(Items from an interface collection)
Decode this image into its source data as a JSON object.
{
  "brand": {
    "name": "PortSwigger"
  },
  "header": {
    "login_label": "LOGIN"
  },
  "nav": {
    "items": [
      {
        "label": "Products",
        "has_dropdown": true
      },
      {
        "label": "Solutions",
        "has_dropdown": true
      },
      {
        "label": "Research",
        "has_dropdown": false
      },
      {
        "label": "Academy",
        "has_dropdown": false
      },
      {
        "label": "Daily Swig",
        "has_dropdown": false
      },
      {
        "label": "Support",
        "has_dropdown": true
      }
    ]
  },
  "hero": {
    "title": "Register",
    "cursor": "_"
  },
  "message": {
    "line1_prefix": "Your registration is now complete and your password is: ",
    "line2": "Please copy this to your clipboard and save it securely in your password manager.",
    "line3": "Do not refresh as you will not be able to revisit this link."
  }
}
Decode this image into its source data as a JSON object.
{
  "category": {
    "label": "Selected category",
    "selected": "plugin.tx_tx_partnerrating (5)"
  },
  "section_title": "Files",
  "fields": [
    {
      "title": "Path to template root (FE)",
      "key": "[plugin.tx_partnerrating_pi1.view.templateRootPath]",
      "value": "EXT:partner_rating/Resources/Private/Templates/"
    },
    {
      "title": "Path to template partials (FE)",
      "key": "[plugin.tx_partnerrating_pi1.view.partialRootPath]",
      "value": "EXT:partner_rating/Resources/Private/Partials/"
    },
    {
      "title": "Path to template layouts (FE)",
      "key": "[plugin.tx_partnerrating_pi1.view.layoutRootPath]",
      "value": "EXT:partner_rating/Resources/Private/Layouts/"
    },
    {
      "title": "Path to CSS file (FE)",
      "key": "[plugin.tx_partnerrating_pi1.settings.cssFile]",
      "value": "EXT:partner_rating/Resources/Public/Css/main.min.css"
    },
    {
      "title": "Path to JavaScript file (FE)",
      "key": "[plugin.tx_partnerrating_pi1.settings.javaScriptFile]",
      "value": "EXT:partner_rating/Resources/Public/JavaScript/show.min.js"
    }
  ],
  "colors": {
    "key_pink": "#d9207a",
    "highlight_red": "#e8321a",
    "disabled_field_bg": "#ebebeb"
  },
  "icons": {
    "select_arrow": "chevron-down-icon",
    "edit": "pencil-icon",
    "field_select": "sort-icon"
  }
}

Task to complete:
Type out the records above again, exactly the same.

Output:
Decode this image into its source data as a JSON object.
{
  "brand": {
    "name": "PortSwigger"
  },
  "header": {
    "login_label": "LOGIN"
  },
  "nav": {
    "items": [
      {
        "label": "Products",
        "has_dropdown": true
      },
      {
        "label": "Solutions",
        "has_dropdown": true
      },
      {
        "label": "Research",
        "has_dropdown": false
      },
      {
        "label": "Academy",
        "has_dropdown": false
      },
      {
        "label": "Daily Swig",
        "has_dropdown": false
      },
      {
        "label": "Support",
        "has_dropdown": true
      }
    ]
  },
  "hero": {
    "title": "Register",
    "cursor": "_"
  },
  "message": {
    "line1_prefix": "Your registration is now complete and your password is: ",
    "line2": "Please copy this to your clipboard and save it securely in your password manager.",
    "line3": "Do not refresh as you will not be able to revisit this link."
  }
}
Decode this image into its source data as a JSON object.
{
  "category": {
    "label": "Selected category",
    "selected": "plugin.tx_tx_partnerrating (5)"
  },
  "section_title": "Files",
  "fields": [
    {
      "title": "Path to template root (FE)",
      "key": "[plugin.tx_partnerrating_pi1.view.templateRootPath]",
      "value": "EXT:partner_rating/Resources/Private/Templates/"
    },
    {
      "title": "Path to template partials (FE)",
      "key": "[plugin.tx_partnerrating_pi1.view.partialRootPath]",
      "value": "EXT:partner_rating/Resources/Private/Partials/"
    },
    {
      "title": "Path to template layouts (FE)",
      "key": "[plugin.tx_partnerrating_pi1.view.layoutRootPath]",
      "value": "EXT:partner_rating/Resources/Private/Layouts/"
    },
    {
      "title": "Path to CSS file (FE)",
      "key": "[plugin.tx_partnerrating_pi1.settings.cssFile]",
      "value": "EXT:partner_rating/Resources/Public/Css/main.min.css"
    },
    {
      "title": "Path to JavaScript file (FE)",
      "key": "[plugin.tx_partnerrating_pi1.settings.javaScriptFile]",
      "value": "EXT:partner_rating/Resources/Public/JavaScript/show.min.js"
    }
  ],
  "colors": {
    "key_pink": "#d9207a",
    "highlight_red": "#e8321a",
    "disabled_field_bg": "#ebebeb"
  },
  "icons": {
    "select_arrow": "chevron-down-icon",
    "edit": "pencil-icon",
    "field_select": "sort-icon"
  }
}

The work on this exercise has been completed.